Publisher: DC Comics
Writers: J.H. Williams III and W. Haden Blackman
Artist: J.H. Williams III
Colors: Dave Stewart
Letters: Todd Klein
Asst. Editor: Katie Kubert
Assoc. Editor: Janelle Asselin
Editor: Michael Marts
Batwoman #2 starts out like most great comics do, with plenty of simultaneous character building and bad guy bone breaking. As usual, J. H. Williams III’s art is immediately captivating. The domino masked goons that serve as the prey for Kate and Betty are creatively penciled and colored in a retro fashion; an interesting contrast to the the rest of the comic’s aesthetics, which are much more modern. One could claim that it doesn’t make much sense for Betty to have a conversation at this time with Kate about her father/daughter confrontation in issue #1, but having the dialog take place mid-battle keeps the pages turning. Not doing it this way is a common mistake many writers make.

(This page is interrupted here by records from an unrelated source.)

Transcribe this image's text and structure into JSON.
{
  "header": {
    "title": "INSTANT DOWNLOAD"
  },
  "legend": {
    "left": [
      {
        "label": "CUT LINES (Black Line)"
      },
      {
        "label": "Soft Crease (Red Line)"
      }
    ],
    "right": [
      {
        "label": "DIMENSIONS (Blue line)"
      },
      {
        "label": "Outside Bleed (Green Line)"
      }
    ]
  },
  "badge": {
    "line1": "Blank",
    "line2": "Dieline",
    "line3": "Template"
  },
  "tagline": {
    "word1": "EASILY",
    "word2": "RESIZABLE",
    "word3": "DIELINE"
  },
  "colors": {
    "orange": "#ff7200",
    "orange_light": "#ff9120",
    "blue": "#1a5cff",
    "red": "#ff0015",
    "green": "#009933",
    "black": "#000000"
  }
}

They have their dialog completely separate from the action, leading to boring scenes of characters just sitting and talking. Yes, confrontations involving fisticuffs can be exciting on their own, but including interesting dialog can spice things up nicely.
The Weeping Woman then makes her eerie appearance, and it may be the best collection of panels in the issue. Panning from left to right, the panel frames become slowly infected with the ghostly woman’s black and pale blue aura. It makes the already unsettling attack from the dish of holy water even more sinister. So far she’s been a villain unlike any other in the DCU, even with the minuscule amount of details revealed about her. Between her and the Religion of Crime, it’s nice to see a supernatural presence in Gotham.
Another thing that stands out as interesting in this issue: Is Batwoman becoming more like Batman than Batman himself? During the beautifully illustrated conversation between Kate and Bruce, Ms. Kane turns down his offer to be part of Batman, Inc. Even with a sidekick, Batwoman’s attitude screams independence and the desire to be left alone in her battle against crime. Most people think of Batman as an obsessive-compulsive loner, but with his worldwide plan in place there is an irrefutable amount of evidence to suggest otherwise. Not to mention his arsenal of Robins.
There are two major factors, thus far, that make Batwoman a title to be reckoned with. It gives readers the usual greatness they expect from Gotham characters. That is, a hero/heroine pulverizing goons and henchmen with their fists while taking the time to solve mysteries in between. Also, it demonstrates to skeptics (those who have trouble suspending their disbelief) that the fantastical does in fact have a place in the neo-noir setting of Gotham city.
Analytical rubbish aside, what really, and I mean really made this issue more solid than the last was the lack of a meaningless changing scene with undergarment paradoxes.